Our research into Dr. Payne established that he purports to believe that fibromyalgia is not a true disease. For example, with respect to another claimant, he opined:
Although it is suggested by those that have been involved in the evaluation and management of fibromyalgia and other chronic soft tissue rheumatism that there is a possible potential role for central nervous system involvement with pain processing pathways being altered by various abnormalities that have been discovered, those data would have to be considered very experimental at this point, with no clear solid scientific basis to fibromyalgia being related to a physiological condition. As a result, with the current level of knowledge scientifically, fibromyalgia cannot be clearly attributed to an objective physical illness.
Though Dr. Payne has noted that other “healthcare providers” disagree with his conclusion that fibromyalgia is not an “objective physical illness,” Dr. Payne still insists, based upon “all of the scientific data” (which he never cites), that it is not. In other reports, Dr. Payne even recognized that his views are contrary to that of the “majority” of doctors:
Although it is true that [the] majority of clinicians and researchers feel that the pain produced in fibromyalgia is probably a real pain, and based upon a pain processing abnormality that is not clearly understood scientifically, we also must state that throughout all medical literature, there is no evidence that this condition produces any physiologically meaningful abnormality despite the symptoms. Advice for a clinician to avoid activity is a limitation that clearly has not been shown to produce any meaningful symptom change or functional improvement. Therefore, fibromyalgia syndrome is not a limiting condition.
Furthermore, his reports in other cases confirm that Dr. Payne believes (as stated in the report on our client) that fibromyalgia never results in restrictions or limitations on work capacity:
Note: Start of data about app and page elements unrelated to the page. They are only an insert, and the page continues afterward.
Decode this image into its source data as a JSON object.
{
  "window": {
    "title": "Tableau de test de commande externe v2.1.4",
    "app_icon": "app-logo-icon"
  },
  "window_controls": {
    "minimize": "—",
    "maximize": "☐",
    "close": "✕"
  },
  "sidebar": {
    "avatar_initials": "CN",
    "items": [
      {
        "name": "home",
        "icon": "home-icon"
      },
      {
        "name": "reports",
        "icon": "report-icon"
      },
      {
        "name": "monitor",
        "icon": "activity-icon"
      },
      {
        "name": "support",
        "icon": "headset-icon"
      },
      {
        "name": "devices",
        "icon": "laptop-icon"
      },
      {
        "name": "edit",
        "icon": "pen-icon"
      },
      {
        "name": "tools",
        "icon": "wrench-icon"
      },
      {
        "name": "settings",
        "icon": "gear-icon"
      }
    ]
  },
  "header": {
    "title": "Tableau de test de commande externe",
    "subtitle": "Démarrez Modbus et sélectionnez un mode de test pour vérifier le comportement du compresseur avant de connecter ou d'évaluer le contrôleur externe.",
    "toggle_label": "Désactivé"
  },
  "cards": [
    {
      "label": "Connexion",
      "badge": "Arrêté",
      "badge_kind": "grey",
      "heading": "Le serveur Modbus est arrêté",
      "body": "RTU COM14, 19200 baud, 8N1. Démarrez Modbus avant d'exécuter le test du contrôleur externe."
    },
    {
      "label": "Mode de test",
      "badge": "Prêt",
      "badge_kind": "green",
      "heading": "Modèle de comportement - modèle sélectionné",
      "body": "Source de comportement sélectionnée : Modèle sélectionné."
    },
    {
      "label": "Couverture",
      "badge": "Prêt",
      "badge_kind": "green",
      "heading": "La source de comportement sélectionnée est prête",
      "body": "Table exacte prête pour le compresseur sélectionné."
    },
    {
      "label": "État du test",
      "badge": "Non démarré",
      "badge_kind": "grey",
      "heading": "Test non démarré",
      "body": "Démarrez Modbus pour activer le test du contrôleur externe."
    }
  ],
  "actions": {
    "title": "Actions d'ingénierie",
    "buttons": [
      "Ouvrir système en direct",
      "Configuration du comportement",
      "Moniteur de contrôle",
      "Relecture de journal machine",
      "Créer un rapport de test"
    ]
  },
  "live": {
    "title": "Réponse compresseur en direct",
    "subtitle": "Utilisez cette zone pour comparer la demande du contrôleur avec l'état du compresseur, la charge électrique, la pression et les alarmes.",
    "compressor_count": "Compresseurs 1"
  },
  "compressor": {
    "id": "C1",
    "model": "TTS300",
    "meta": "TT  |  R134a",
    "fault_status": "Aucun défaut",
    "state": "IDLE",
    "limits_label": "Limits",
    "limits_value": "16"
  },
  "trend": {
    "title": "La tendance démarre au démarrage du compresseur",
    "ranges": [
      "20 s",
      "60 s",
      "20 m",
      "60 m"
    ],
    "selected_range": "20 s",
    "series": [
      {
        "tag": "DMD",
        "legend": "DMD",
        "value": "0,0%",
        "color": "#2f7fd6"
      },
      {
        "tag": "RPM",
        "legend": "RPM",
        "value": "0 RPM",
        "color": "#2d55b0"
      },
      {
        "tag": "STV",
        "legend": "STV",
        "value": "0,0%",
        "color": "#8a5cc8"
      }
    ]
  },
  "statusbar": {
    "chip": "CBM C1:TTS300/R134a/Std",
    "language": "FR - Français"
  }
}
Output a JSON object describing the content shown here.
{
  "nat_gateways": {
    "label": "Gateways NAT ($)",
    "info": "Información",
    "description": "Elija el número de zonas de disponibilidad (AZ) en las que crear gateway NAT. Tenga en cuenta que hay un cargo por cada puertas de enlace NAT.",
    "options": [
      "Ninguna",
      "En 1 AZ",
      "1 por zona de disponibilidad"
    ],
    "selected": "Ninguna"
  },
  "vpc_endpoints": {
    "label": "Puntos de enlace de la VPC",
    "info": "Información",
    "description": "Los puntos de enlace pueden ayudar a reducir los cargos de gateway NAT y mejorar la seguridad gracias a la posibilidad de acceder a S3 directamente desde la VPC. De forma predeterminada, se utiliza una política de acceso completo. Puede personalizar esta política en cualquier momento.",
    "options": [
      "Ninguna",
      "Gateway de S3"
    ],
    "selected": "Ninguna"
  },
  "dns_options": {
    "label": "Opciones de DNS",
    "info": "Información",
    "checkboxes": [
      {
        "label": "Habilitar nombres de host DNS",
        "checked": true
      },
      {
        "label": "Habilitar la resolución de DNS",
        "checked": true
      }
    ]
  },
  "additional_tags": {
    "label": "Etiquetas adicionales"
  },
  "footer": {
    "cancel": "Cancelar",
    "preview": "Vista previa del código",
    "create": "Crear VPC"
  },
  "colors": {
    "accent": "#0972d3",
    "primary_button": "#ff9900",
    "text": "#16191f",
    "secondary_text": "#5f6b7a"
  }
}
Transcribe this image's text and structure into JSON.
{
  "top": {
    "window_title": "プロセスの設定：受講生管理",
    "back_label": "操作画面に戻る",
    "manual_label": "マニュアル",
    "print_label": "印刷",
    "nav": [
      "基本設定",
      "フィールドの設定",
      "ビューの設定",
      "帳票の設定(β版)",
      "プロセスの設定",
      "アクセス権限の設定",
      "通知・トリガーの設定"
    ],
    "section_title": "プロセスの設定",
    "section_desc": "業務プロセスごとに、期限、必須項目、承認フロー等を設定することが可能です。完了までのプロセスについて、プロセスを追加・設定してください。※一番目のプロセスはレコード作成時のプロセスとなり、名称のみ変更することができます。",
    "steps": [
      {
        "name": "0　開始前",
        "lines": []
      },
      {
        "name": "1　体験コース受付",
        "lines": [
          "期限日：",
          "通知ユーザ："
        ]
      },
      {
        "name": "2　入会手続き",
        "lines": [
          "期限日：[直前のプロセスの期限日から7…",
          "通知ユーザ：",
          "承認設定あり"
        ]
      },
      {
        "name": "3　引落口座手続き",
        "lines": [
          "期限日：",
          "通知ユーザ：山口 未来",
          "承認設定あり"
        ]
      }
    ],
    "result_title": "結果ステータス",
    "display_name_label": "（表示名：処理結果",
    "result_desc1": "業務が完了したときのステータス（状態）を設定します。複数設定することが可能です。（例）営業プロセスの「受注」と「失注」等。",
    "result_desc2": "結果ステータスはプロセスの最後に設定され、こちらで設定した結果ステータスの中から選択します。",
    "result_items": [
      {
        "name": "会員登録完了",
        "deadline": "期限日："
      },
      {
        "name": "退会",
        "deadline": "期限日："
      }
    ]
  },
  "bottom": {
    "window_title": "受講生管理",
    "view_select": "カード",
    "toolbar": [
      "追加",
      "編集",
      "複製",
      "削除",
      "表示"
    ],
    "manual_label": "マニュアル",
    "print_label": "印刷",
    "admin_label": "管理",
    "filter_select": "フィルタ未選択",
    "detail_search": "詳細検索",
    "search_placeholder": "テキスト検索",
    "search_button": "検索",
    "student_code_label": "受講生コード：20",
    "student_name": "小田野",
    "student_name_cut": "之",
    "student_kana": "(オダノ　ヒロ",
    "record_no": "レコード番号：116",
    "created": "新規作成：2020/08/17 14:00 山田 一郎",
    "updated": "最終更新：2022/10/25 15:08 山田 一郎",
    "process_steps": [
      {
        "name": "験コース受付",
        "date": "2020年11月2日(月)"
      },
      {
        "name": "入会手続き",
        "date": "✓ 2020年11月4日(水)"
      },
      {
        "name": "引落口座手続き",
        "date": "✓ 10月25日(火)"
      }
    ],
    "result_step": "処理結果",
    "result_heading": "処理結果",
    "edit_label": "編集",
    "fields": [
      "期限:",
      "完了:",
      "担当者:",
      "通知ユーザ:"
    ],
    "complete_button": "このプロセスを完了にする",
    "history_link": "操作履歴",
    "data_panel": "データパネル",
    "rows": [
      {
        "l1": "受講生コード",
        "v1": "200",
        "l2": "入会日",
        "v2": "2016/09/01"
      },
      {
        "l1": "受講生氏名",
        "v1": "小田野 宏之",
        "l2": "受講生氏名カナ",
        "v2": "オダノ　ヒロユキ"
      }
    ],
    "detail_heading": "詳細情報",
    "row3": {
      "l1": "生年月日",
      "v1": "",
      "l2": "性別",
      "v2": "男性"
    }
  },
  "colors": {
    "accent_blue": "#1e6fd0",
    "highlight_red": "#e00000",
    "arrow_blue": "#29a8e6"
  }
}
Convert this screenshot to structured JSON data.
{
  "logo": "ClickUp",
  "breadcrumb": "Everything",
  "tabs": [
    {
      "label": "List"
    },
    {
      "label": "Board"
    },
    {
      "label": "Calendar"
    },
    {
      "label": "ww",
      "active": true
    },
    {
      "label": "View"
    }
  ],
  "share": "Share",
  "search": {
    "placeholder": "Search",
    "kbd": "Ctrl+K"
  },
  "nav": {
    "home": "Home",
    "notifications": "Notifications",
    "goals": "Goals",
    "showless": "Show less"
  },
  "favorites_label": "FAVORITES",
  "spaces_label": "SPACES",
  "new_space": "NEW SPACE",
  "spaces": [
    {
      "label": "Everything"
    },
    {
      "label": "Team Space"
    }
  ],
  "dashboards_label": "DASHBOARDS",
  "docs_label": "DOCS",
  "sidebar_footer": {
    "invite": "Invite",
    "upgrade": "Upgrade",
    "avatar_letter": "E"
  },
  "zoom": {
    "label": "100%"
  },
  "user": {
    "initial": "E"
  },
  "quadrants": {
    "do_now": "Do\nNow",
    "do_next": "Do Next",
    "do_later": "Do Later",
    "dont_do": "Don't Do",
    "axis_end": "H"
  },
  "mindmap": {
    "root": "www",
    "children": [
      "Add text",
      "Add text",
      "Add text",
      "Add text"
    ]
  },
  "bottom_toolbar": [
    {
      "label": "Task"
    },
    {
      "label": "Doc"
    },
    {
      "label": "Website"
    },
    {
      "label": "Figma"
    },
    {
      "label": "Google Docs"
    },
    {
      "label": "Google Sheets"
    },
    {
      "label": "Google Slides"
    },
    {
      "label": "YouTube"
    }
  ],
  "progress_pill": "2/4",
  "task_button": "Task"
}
[T]he issue here is not the diagnosis of fibromyalgia but the impact of fibromyalgia on the person’s functionality. There does not exist at this point one observational cohort of patients with fibromyalgia that have ever been shown to benefit from activity limitation with respect to improvements in functionality, or clinical course, response to treatment, even in a self reporting setting. Further, there does not exist one observational cohort of patients with fibromyalgia that have ever been confirmed to experience progression or development of organic disease of any form as a result of encouragement to normalization of life activities both vocational and avocational. In fact, with placement of restrictions and limitation on activities, persons are compelled to assume a “sick role” with propagation of somatic symptoms and development of affective symptomology. . . . [I]f a treatment for fibromyalgia (activity limitation) is not efficacious, then abandonment of that mode of treatment (activity limitation) is the proper course.
Dr. Payne’s opinions regarding fibromyalgia and the limitations caused by the disease are contrary to those accepted by mainstream rheumatologists and his opinions are never supported by any citations to peer-reviewed articles or accepted medical literature, despite his repeated references to “scientific” data and “medical literature.” In short, he is a “fibro denier,” who, like Dr. Boone, should never be permitted to review a fibromyalgia disability claim.
In our most recent case involving Dr. Payne, the court granted our motion to compel and ordered the insurance company to respond to an interrogatory asking how many claims it had denied, in whole or in part, based on a physician file review performed by Dr. Payne. Rather than respond to that order, the insurance company filed a motion for reconsideration and, while it was pending, settled the case.